The article noted that, “If there is no agreement on a farm bill next month, the most likely step would be for Congress to pass a short-term extension of current law, a common step used in the past when Congress needed more time.”
Chris Clayton reported yesterday at the DTN Ag Policy Blog that, “With the backdrop of one of the nation’s biggest farm shows, farmer leaders of major agricultural groups declared that they expect members of Congress to spend their preciously few legislative days next month passing a five-year farm bill before the current legislation expires.
“The coalition ‘Farm Bill Now’ has grown to 46 agricultural groups and trying to push leaders of the House of Representatives to bring the House Agriculture Committee’s bill to the floor for a debate and vote. Members of the coalition spoke Tuesday at the Farm Progress Show.”
Mr. Clayton noted that, “Steve Wellman, president of the American Soybean Association, who farms around Syracuse, Neb., said farmers are counting on Congress to come back with renewed focus. Wellman said jobs tied to agriculture, as well $134 billion in ag trade, could be hurt if lawmakers are unable to approve new farm programs for the next five years.”
Rep. Rick Crawford (R., Ark.) noted in a news release this week that, “In an effort to urge leaders in Washington to pass a five year Farm Bill, I joined a bipartisan group of House members in signing a discharge petition that will push the Farm Bill toward a final vote. The House Farm Bill, which was passed by Democrats and Republicans on a 35-11 vote, shows how both parties can work on critical legislation in a bipartisan fashion. In joining my colleagues on advancing the discharge petition, I am working to put farm families in Arkansas ahead of Washington’s partisan politics.”
And Rep. Tammy Baldwin (D., Wis.) note in a news release this week that, “‘Congress must act now on a five-year bill. An extension of the current farm bill, which contains wasteful spending including direct payments to millionaires, is not a solution,’ said Baldwin. ‘Both the House and Senate bills contain serious reforms to our nation’s dairy policy. These reforms need a full and thoughtful debate to ensure that we move in the right direction for Wisconsin dairy farmers,’ Baldwin said.”
A news release yesterday from Senate Ag Committee Chairwoman Debbie Stabenow (D., Mich.) indicated that, “[Sen. Stabenow] today announced new crop insurance options for Michigan’s cherry growers, many of whom did not have access to federal crop insurance when they faced this spring’s freezes and frosts.

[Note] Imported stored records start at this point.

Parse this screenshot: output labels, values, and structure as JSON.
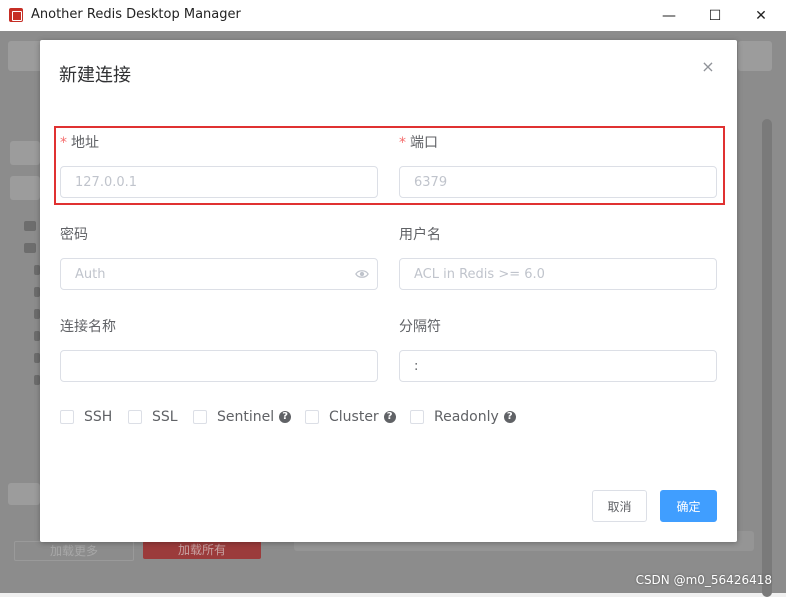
{
  "window": {
    "title": "Another Redis Desktop Manager",
    "minimize": "—",
    "maximize": "☐",
    "close": "✕"
  },
  "background": {
    "load_more": "加载更多",
    "load_all": "加载所有"
  },
  "dialog": {
    "title": "新建连接",
    "close_icon": "×",
    "fields": {
      "host": {
        "label": "地址",
        "required_mark": "*",
        "placeholder": "127.0.0.1",
        "value": ""
      },
      "port": {
        "label": "端口",
        "required_mark": "*",
        "placeholder": "6379",
        "value": ""
      },
      "password": {
        "label": "密码",
        "placeholder": "Auth",
        "value": ""
      },
      "username": {
        "label": "用户名",
        "placeholder": "ACL in Redis >= 6.0",
        "value": ""
      },
      "name": {
        "label": "连接名称",
        "placeholder": "",
        "value": ""
      },
      "separator": {
        "label": "分隔符",
        "placeholder": "",
        "value": ":"
      }
    },
    "options": [
      {
        "label": "SSH",
        "checked": false,
        "help": false
      },
      {
        "label": "SSL",
        "checked": false,
        "help": false
      },
      {
        "label": "Sentinel",
        "checked": false,
        "help": true
      },
      {
        "label": "Cluster",
        "checked": false,
        "help": true
      },
      {
        "label": "Readonly",
        "checked": false,
        "help": true
      }
    ],
    "cancel_label": "取消",
    "ok_label": "确定"
  },
  "watermark": "CSDN @m0_56426418",
  "colors": {
    "primary": "#409eff",
    "required": "#f56c6c",
    "highlight_border": "#e03131",
    "overlay": "#8c8c8c"
  }
}
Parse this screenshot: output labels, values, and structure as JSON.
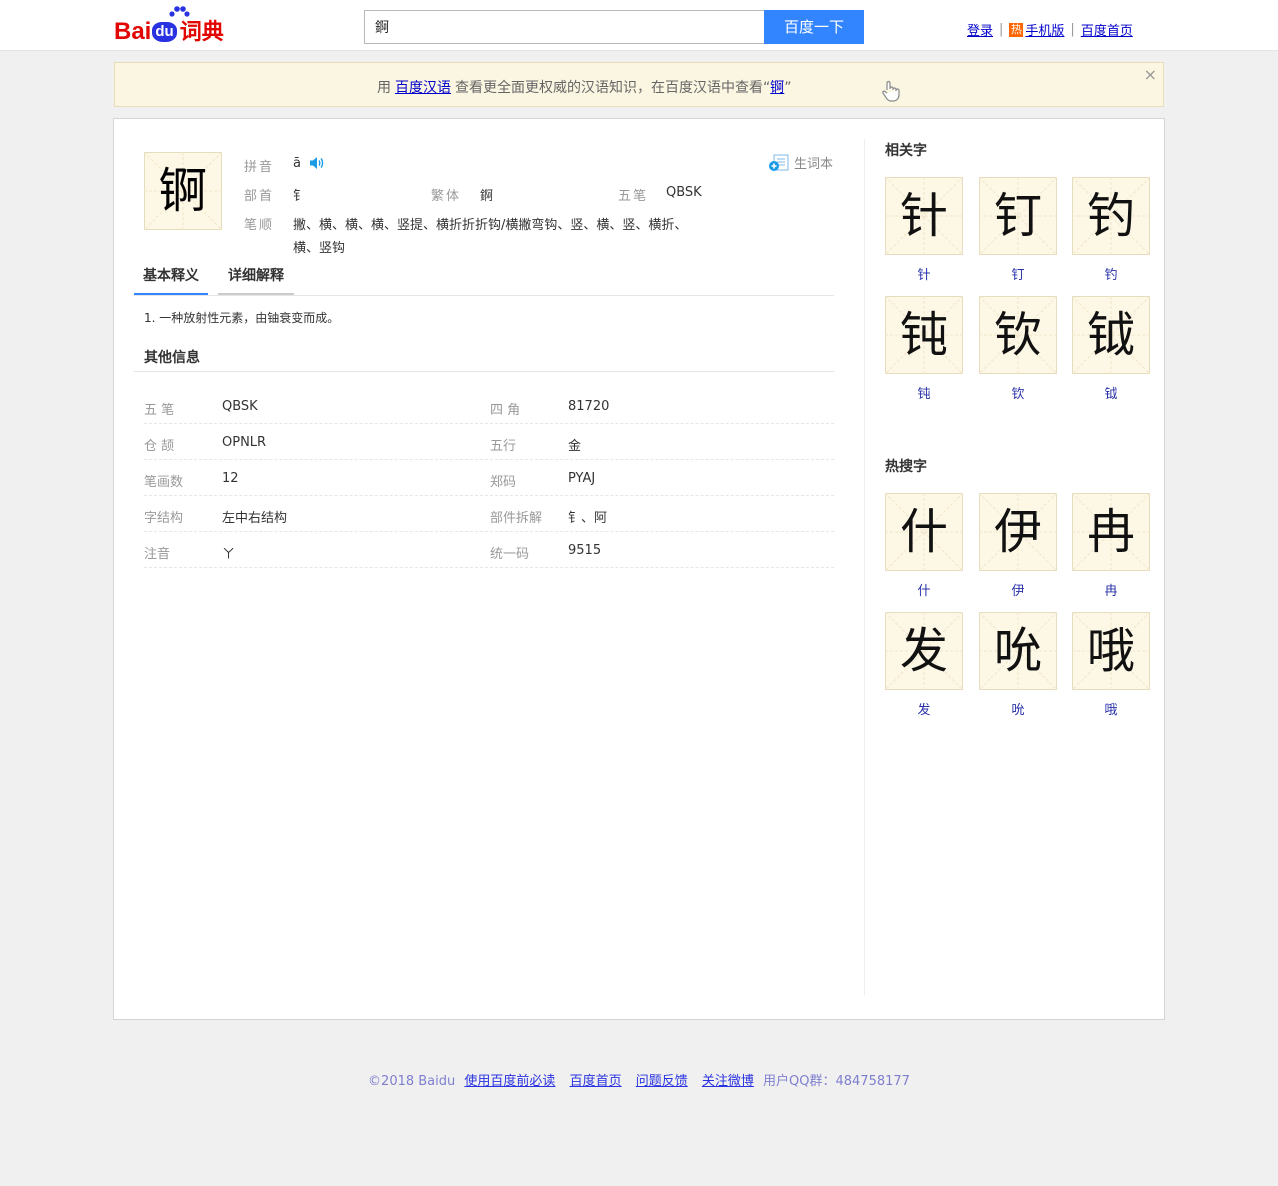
{
  "header": {
    "logo_text_bai": "Bai",
    "logo_text_du": "du",
    "logo_text_cidian": "词典",
    "search_value": "錒",
    "search_button": "百度一下",
    "links": [
      "登录",
      "手机版",
      "百度首页"
    ],
    "hot_badge": "热"
  },
  "banner": {
    "prefix": "用",
    "link1": "百度汉语",
    "middle": "查看更全面更权威的汉语知识，在百度汉语中查看“",
    "link2": "锕",
    "suffix": "”",
    "close": "×"
  },
  "entry": {
    "character": "锕",
    "pinyin_label": "拼音",
    "pinyin": "ā",
    "radical_label": "部首",
    "radical": "钅",
    "traditional_label": "繁体",
    "traditional": "錒",
    "wubi_label": "五笔",
    "wubi": "QBSK",
    "strokes_label": "笔顺",
    "strokes_line1": "撇、横、横、横、竖提、横折折折钩/横撇弯钩、竖、横、竖、横折、",
    "strokes_line2": "横、竖钩",
    "vocab_label": "生词本"
  },
  "tabs": [
    "基本释义",
    "详细解释"
  ],
  "definition": "1. 一种放射性元素，由铀衰变而成。",
  "other_info": {
    "title": "其他信息",
    "rows": [
      {
        "l1": "五 笔",
        "v1": "QBSK",
        "l2": "四 角",
        "v2": "81720"
      },
      {
        "l1": "仓 颉",
        "v1": "OPNLR",
        "l2": "五行",
        "v2": "金"
      },
      {
        "l1": "笔画数",
        "v1": "12",
        "l2": "郑码",
        "v2": "PYAJ"
      },
      {
        "l1": "字结构",
        "v1": "左中右结构",
        "l2": "部件拆解",
        "v2": "钅、阿"
      },
      {
        "l1": "注音",
        "v1": "ㄚ",
        "l2": "统一码",
        "v2": "9515"
      }
    ]
  },
  "sidebar": {
    "related_title": "相关字",
    "related": [
      "针",
      "钉",
      "钓",
      "钝",
      "钦",
      "钺"
    ],
    "hot_title": "热搜字",
    "hot": [
      "什",
      "伊",
      "冉",
      "发",
      "吮",
      "哦"
    ]
  },
  "footer": {
    "copyright": "©2018 Baidu",
    "links": [
      "使用百度前必读",
      "百度首页",
      "问题反馈",
      "关注微博"
    ],
    "qq": "用户QQ群：484758177"
  },
  "colors": {
    "accent": "#3385ff",
    "logo_red": "#e10602",
    "logo_blue": "#2932e1",
    "grid_bg": "#fdf7e6"
  }
}
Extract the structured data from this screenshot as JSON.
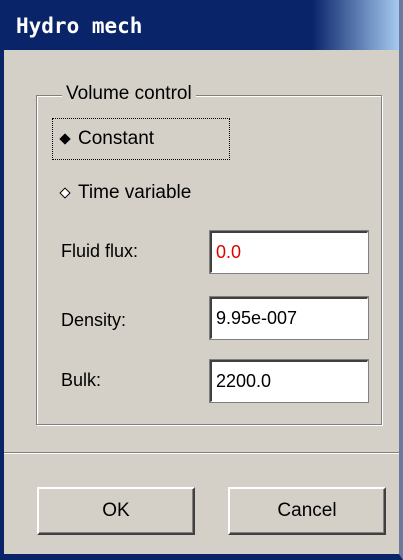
{
  "window": {
    "title": "Hydro mech"
  },
  "volume_control": {
    "group_label": "Volume control",
    "options": [
      {
        "label": "Constant",
        "selected": true
      },
      {
        "label": "Time variable",
        "selected": false
      }
    ]
  },
  "fields": {
    "fluid_flux": {
      "label": "Fluid flux:",
      "value": "0.0",
      "color": "#e00000"
    },
    "density": {
      "label": "Density:",
      "value": "9.95e-007"
    },
    "bulk": {
      "label": "Bulk:",
      "value": "2200.0"
    }
  },
  "buttons": {
    "ok_label": "OK",
    "cancel_label": "Cancel"
  },
  "colors": {
    "titlebar": "#0a246a",
    "dialog_bg": "#d4d0c8"
  }
}
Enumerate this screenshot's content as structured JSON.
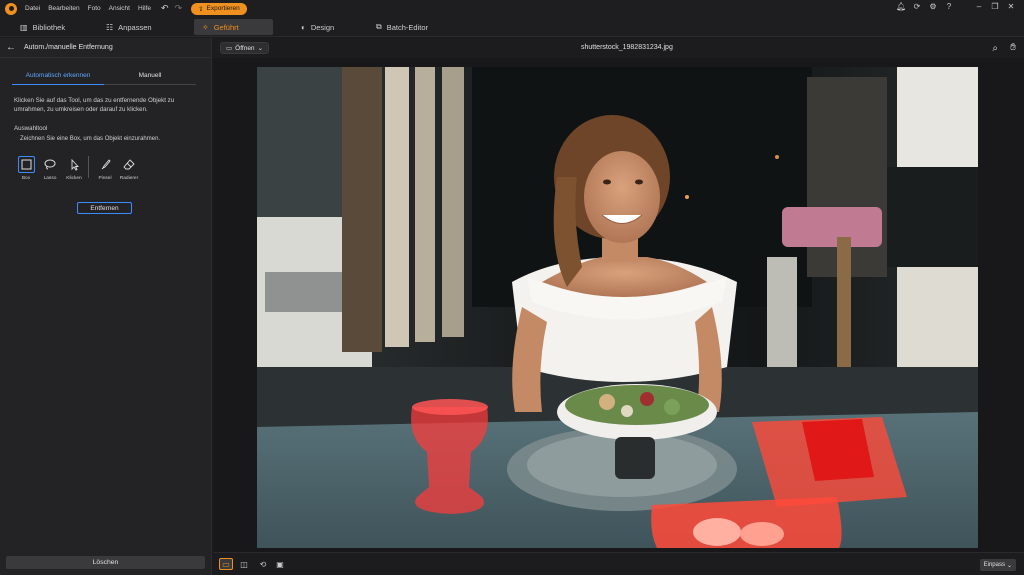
{
  "menu": {
    "items": [
      "Datei",
      "Bearbeiten",
      "Foto",
      "Ansicht",
      "Hilfe"
    ],
    "export_label": "Exportieren"
  },
  "tabs": [
    {
      "label": "Bibliothek",
      "icon": "library-icon"
    },
    {
      "label": "Anpassen",
      "icon": "sliders-icon"
    },
    {
      "label": "Geführt",
      "icon": "magic-wand-icon",
      "active": true
    },
    {
      "label": "Design",
      "icon": "palette-icon"
    },
    {
      "label": "Batch-Editor",
      "icon": "batch-icon"
    }
  ],
  "left_panel": {
    "title": "Autom./manuelle Entfernung",
    "subtabs": [
      {
        "label": "Automatisch erkennen",
        "active": true
      },
      {
        "label": "Manuell",
        "active": false
      }
    ],
    "instructions": "Klicken Sie auf das Tool, um das zu entfernende Objekt zu umrahmen, zu umkreisen oder darauf zu klicken.",
    "selection_label": "Auswahltool",
    "selection_hint": "Zeichnen Sie eine Box, um das Objekt einzurahmen.",
    "tools": [
      {
        "label": "Box",
        "icon": "box-select-icon",
        "active": true
      },
      {
        "label": "Lasso",
        "icon": "lasso-icon"
      },
      {
        "label": "Klicken",
        "icon": "cursor-click-icon"
      },
      {
        "label": "Pinsel",
        "icon": "brush-icon"
      },
      {
        "label": "Radierer",
        "icon": "eraser-icon"
      }
    ],
    "remove_label": "Entfernen",
    "clear_label": "Löschen"
  },
  "canvas": {
    "open_label": "Öffnen",
    "file_name": "shutterstock_1982831234.jpg",
    "fit_label": "Einpass"
  },
  "colors": {
    "accent": "#f0901e",
    "selection_blue": "#3b8cff",
    "mask_red": "#ff3a3a"
  }
}
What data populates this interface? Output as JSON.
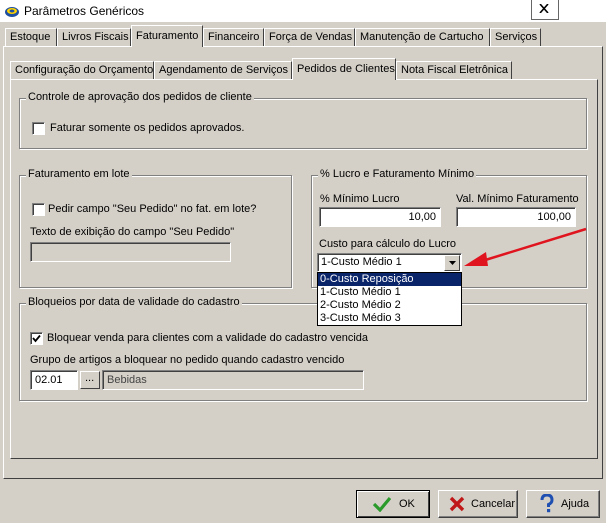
{
  "window": {
    "title": "Parâmetros Genéricos",
    "close_glyph": "X",
    "icon": "app-icon"
  },
  "main_tabs": [
    {
      "label": "Estoque"
    },
    {
      "label": "Livros Fiscais"
    },
    {
      "label": "Faturamento"
    },
    {
      "label": "Financeiro"
    },
    {
      "label": "Força de Vendas"
    },
    {
      "label": "Manutenção de Cartucho"
    },
    {
      "label": "Serviços"
    }
  ],
  "sub_tabs": [
    {
      "label": "Configuração do Orçamento"
    },
    {
      "label": "Agendamento de Serviços"
    },
    {
      "label": "Pedidos de Clientes"
    },
    {
      "label": "Nota Fiscal Eletrônica"
    }
  ],
  "approval_group": {
    "title": "Controle de aprovação dos pedidos de cliente",
    "checkbox_label": "Faturar somente os pedidos aprovados.",
    "checked": false
  },
  "batch_group": {
    "title": "Faturamento em lote",
    "checkbox_label": "Pedir campo \"Seu Pedido\" no fat. em lote?",
    "checked": false,
    "text_label": "Texto de exibição do campo \"Seu Pedido\"",
    "text_value": ""
  },
  "profit_group": {
    "title": "% Lucro e Faturamento Mínimo",
    "min_profit_label": "% Mínimo Lucro",
    "min_profit_value": "10,00",
    "min_billing_label": "Val. Mínimo Faturamento",
    "min_billing_value": "100,00",
    "cost_label": "Custo para cálculo do Lucro",
    "cost_selected": "1-Custo Médio 1",
    "cost_options": [
      "0-Custo Reposição",
      "1-Custo Médio 1",
      "2-Custo Médio 2",
      "3-Custo Médio 3"
    ],
    "highlighted_option_index": 0
  },
  "block_group": {
    "title": "Bloqueios por data de validade do cadastro",
    "checkbox_label": "Bloquear venda para clientes com a validade do cadastro vencida",
    "checked": true,
    "group_label": "Grupo de artigos a bloquear no pedido quando cadastro vencido",
    "group_code": "02.01",
    "browse_label": "...",
    "group_description": "Bebidas"
  },
  "buttons": {
    "ok": "OK",
    "cancel": "Cancelar",
    "help": "Ajuda"
  },
  "colors": {
    "window_bg": "#d4d0c8",
    "selection": "#0a246a",
    "annotation_arrow": "#e0141e"
  }
}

Currently, growers can only get crop insurance for sweet cherries in Grand Traverse and Leelanau Counties. There is no crop insurance presently available for tart cherries. Today’s announcement expands crop insurance for sweet cherry growers in Antrim, Benzie, Manistee, Mason, and Oceana counties, and begins the process to develop insurance options for tart cherries.”
For a closer look at crop insurance issues and specialty crops, see this recent article by former USDA Chief Economist Keith Collins (“Crop Insurance & Specialty Crops”), which was published this month in the Crop Insurance Today magazine.
A Reuters update from yesterday noted that, “The drought that ravaged U.S. farmland this summer will likely cause total crop insurance losses of more than $13 billion, and perhaps up to $20 billion, disaster modeler AIR Worldwide said on Tuesday.”
And University of Illinois Agricultural Economist Gary Schnitkey noted yesterday at the farmdoc daily blog (“Crop Insurance in 2013”) that, “The 2012 drought raises question about crop insurance coverage in 2013. Specific questions that have been asked are: 1) how much will the Actual Production History (APH) yields decline in 2013 as a result of poor yields in 2012, and 2) will 2013 crop insurance premiums increase as a result of the 2012 drought?”
Dr. Schnitkey noted that, “APH yields on many farms will decrease as a result of the 2012 drought. However, there are limits on the decrease that can occur because of potential yield substitutions and APH yield decline limits. Still, the low yields in 2012 will serve to drag down APH yields for the coming 10 years on most farms. Premiums in 2013 likely will not increase because of the 2012 drought.”